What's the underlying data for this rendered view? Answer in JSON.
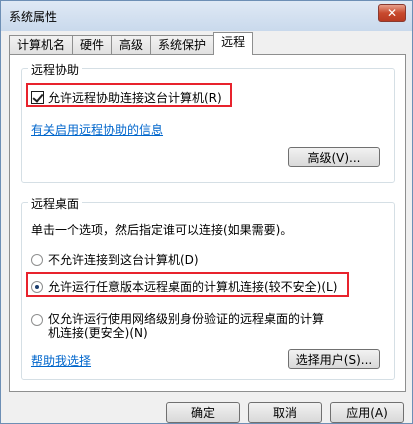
{
  "window": {
    "title": "系统属性",
    "close_label": "✕"
  },
  "tabs": [
    {
      "label": "计算机名"
    },
    {
      "label": "硬件"
    },
    {
      "label": "高级"
    },
    {
      "label": "系统保护"
    },
    {
      "label": "远程"
    }
  ],
  "remote_assistance": {
    "group_title": "远程协助",
    "checkbox_label": "允许远程协助连接这台计算机(R)",
    "checkbox_checked": true,
    "info_link": "有关启用远程协助的信息",
    "advanced_button": "高级(V)..."
  },
  "remote_desktop": {
    "group_title": "远程桌面",
    "instruction": "单击一个选项，然后指定谁可以连接(如果需要)。",
    "options": [
      {
        "label": "不允许连接到这台计算机(D)",
        "selected": false
      },
      {
        "label": "允许运行任意版本远程桌面的计算机连接(较不安全)(L)",
        "selected": true
      },
      {
        "label_line1": "仅允许运行使用网络级别身份验证的远程桌面的计算",
        "label_line2": "机连接(更安全)(N)",
        "selected": false
      }
    ],
    "help_link": "帮助我选择",
    "select_users_button": "选择用户(S)..."
  },
  "footer": {
    "ok": "确定",
    "cancel": "取消",
    "apply": "应用(A)"
  },
  "colors": {
    "highlight_box": "#e8232d",
    "link": "#0066cc"
  }
}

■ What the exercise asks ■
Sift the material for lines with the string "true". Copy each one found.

■ Answer space ■
    "checkbox_checked": true,
        "selected": true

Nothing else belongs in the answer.